2. There has been simmering resentment in Haiti of the United Nations mission. Many Haitians want, at the very least, the United Nations to be held accountable for better sanitation in their own camps, and, at best, to have more public works projects. Even if the United Nations camp is not the source of cholera, it should not dump untreated waste into rivers that are a source of drinking water.
3. The cholera epidemic highlights the need for long overdue clean water and sanitation projects throughout the country.
A recent report praises the often maligned MSPP for its prompt and effective response (6). In addition, it now appears that the epidemic is beginning to abate in the Central and Artibonite Departments (7). We postulate that the collaborative programs for prevention and treatment brought forward by MSPP, Project Medishare, Partners in Health, and other nongovernmental organizations contributed to this abatement of the epidemic and can serve as a community-based prevention and treatment model as the country mounts a national response. Our experience also suggests that an extremely low mortality rate in cholera treatment centers can be achieved with oral rehydration therapy and limited use of antibiotics.

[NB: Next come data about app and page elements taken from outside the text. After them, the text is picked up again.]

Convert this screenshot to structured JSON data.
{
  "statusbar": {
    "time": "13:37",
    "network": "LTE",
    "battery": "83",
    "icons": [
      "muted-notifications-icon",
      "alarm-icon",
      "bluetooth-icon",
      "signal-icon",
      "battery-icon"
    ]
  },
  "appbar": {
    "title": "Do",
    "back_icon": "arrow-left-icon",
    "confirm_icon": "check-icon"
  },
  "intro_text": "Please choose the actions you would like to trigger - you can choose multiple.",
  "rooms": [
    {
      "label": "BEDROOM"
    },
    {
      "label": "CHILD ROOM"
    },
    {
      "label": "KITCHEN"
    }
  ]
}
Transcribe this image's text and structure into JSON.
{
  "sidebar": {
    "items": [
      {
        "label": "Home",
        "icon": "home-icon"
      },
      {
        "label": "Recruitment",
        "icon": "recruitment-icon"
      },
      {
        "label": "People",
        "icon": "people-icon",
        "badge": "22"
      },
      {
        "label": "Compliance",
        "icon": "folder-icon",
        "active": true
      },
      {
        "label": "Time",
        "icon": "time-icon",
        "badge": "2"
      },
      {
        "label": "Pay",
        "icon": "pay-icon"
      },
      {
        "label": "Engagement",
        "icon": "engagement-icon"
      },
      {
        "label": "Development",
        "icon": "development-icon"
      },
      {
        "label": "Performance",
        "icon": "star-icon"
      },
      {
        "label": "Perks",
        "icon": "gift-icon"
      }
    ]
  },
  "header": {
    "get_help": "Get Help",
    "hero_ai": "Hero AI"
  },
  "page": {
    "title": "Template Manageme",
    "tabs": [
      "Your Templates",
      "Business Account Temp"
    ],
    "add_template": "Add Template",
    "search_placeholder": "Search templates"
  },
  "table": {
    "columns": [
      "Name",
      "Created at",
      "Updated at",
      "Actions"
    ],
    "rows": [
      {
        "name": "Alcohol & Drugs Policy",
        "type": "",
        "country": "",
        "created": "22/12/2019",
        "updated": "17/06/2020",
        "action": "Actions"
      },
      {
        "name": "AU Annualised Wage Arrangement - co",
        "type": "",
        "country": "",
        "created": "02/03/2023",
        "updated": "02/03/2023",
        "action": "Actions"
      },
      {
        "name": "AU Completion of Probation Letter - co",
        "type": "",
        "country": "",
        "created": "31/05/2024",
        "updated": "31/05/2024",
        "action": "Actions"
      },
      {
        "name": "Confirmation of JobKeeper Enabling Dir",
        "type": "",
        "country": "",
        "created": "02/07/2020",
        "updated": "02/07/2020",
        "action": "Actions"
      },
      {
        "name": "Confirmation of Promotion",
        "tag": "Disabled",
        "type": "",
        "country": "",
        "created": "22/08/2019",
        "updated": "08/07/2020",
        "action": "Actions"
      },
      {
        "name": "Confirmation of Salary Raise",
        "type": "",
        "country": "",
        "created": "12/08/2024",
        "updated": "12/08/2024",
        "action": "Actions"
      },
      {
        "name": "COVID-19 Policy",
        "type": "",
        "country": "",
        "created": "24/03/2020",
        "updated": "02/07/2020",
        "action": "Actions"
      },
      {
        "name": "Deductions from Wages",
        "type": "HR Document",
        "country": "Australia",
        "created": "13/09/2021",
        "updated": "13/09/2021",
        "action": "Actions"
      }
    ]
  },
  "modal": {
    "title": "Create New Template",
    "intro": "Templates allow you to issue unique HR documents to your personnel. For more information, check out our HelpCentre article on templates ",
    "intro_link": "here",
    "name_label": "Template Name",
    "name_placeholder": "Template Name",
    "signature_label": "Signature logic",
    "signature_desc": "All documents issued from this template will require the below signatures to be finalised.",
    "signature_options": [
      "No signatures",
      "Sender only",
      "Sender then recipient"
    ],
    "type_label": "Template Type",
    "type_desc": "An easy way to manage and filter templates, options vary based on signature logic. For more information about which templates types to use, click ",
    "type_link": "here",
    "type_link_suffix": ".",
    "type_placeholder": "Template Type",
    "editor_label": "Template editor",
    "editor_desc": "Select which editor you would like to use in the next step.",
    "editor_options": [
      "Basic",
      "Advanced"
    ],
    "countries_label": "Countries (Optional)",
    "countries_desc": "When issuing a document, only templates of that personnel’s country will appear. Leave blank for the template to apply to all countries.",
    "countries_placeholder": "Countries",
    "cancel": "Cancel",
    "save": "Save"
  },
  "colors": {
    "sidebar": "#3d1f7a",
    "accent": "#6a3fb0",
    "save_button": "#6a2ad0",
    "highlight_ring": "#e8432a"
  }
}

1. Pan American Health Organization. Emergency Operations Center Situation Report 1. PAHO responds to cholera outbreak in Haiti. Washington, D.C.: PAHO; 21 October 2010. Available from: http://new.paho.org/ hq/index.php?option=com_content&task=view&id=4367&Itemid=1926 Accessed 30 November 2010. [ Links ]
2. Pan American Health Organization. Emergency Operations Center Situation Report 6. Cholera outbreak in Haiti. Washington, D.C.: PAHO; 27 October 2010. Available from: http://new.paho.org/ disasters/index.php?option=com_docman&task=doc_view&gid=1271. Accessed 30 November 2010. [ Links ]
3. United Nations Office for the Coordination of Humanitarian Affairs, Haiti. Cholera Situation Report 22. Port-au-Prince, Haiti: OCHA; 30 November 2010. http://www.reliefweb.int/ sites/reliefweb.int/files/resources/35A524477C180F9F492577EC000DAF91-Full_Report.pdf Accessed 30 November 2010. [ Links ]
4. Haiti cholera likely from UN troops, expert says. Associated Press. 7 December 2010. [ Links ]
5. Piarroux R, Barrais R, Faucher B, Haus R, Piarroux M, Gaudart J, et al. Understanding the cholera epidemic, Haiti. Emerg Infect Dis. 2011;17(7):11618. [ Links ]
6. Dowell SF, Tappero JW, Frieden TR. Public health in Haitichallenges and progress. N Engl J Med. 2011;364:3001. [ Links ]
7. Pan American Health Organization. Epidemiological alert: weekly update on the cholera situation EW 52 (December 26 2010 to January 1st 2011). Washington, D.C.: PAHO; 11 January 2011. [ Links ]